Among the entries below, how many lines hold "icon"? Only the number is wanted.

------------------------------------

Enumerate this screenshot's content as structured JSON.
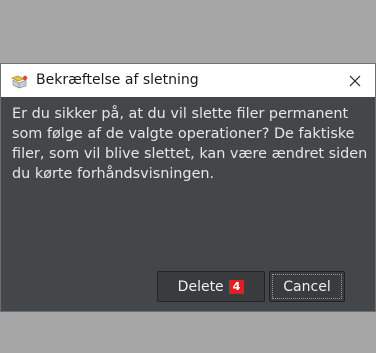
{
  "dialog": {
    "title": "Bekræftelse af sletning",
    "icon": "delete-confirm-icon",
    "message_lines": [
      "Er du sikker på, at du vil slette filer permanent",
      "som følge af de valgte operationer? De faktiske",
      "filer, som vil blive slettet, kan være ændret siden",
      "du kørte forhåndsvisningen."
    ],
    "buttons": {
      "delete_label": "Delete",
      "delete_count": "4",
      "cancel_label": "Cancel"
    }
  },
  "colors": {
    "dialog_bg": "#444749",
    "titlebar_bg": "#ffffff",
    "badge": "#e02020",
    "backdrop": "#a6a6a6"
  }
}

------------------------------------

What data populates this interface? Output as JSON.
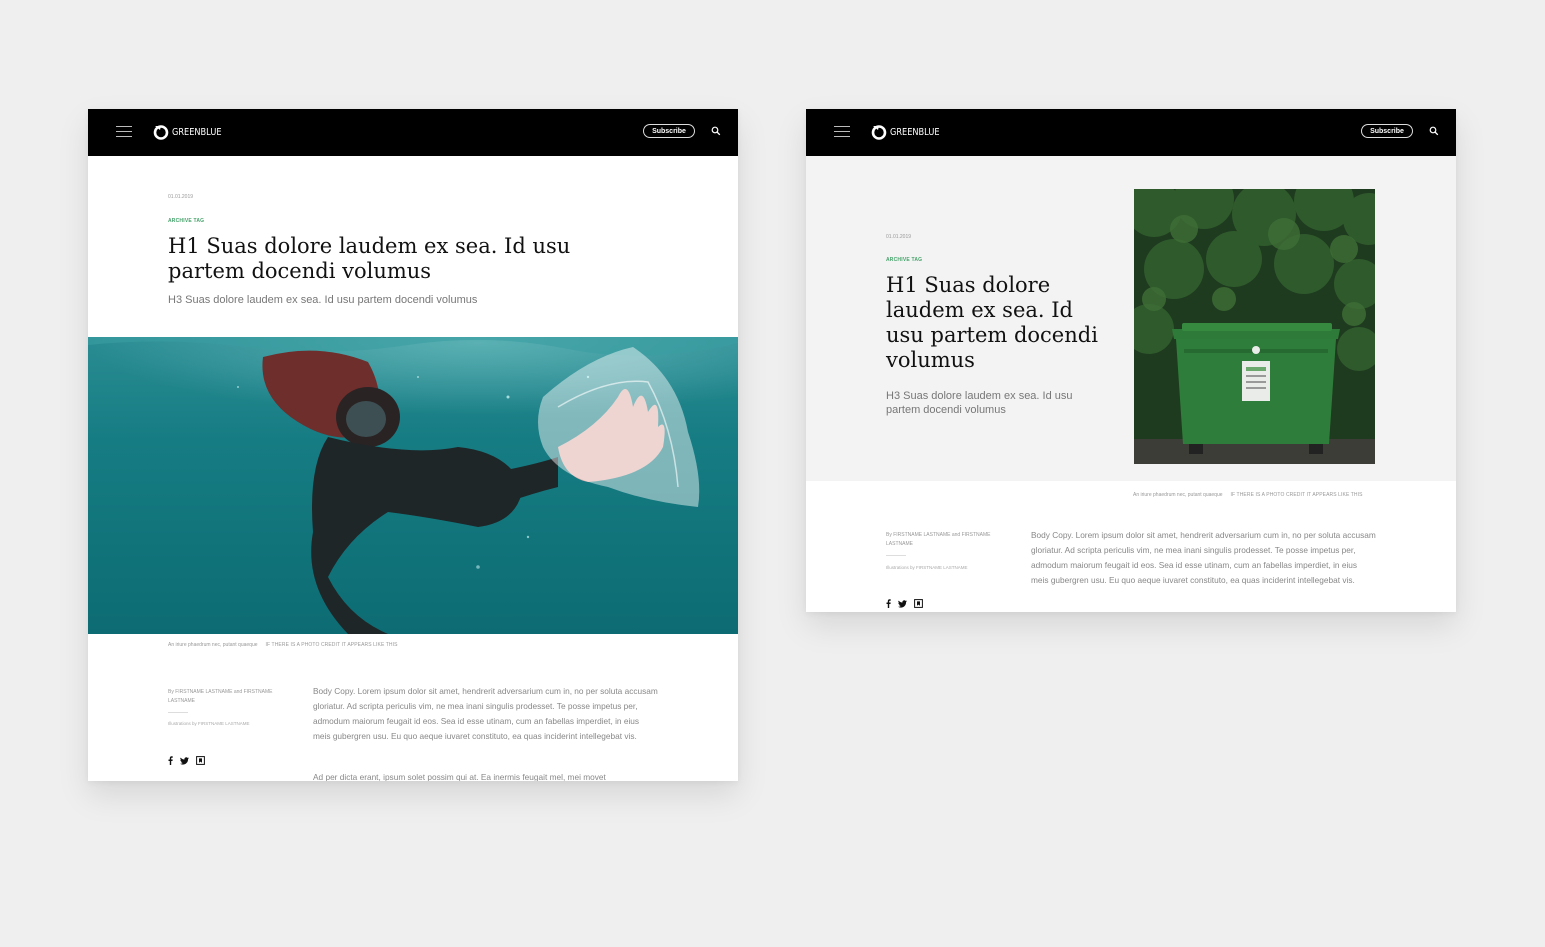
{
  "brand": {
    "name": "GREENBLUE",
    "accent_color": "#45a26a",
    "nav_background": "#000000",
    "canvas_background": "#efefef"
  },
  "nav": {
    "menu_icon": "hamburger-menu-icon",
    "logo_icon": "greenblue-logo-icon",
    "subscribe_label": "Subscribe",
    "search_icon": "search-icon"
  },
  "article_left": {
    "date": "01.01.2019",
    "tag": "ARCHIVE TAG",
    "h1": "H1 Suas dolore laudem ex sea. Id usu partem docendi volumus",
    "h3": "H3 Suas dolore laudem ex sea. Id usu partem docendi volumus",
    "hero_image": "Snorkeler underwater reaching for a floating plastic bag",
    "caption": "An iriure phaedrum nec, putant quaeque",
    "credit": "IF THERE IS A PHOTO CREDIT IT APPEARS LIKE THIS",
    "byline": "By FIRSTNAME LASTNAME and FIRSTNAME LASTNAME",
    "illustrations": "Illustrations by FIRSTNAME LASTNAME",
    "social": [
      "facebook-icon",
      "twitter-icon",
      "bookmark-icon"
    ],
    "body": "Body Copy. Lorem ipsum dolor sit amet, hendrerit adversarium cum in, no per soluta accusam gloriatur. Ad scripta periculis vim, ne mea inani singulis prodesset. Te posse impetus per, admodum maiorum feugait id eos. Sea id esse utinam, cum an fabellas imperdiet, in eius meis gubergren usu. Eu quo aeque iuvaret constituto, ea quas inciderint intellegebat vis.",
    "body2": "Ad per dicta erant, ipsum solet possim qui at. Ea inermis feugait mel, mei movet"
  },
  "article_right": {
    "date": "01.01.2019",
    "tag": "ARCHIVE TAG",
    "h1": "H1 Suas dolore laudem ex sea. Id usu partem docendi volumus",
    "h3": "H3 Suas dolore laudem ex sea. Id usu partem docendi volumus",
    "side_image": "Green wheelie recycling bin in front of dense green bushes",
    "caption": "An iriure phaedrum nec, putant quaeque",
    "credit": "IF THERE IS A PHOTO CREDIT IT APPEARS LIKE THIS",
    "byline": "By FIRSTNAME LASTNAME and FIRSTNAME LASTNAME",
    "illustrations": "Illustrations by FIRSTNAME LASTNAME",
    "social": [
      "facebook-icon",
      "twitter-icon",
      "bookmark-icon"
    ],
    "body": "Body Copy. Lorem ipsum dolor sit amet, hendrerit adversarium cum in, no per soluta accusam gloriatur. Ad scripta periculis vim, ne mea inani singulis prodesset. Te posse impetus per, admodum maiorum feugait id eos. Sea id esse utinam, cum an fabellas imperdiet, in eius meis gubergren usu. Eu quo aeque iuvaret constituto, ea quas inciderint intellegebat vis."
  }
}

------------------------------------

**REPLY**.
10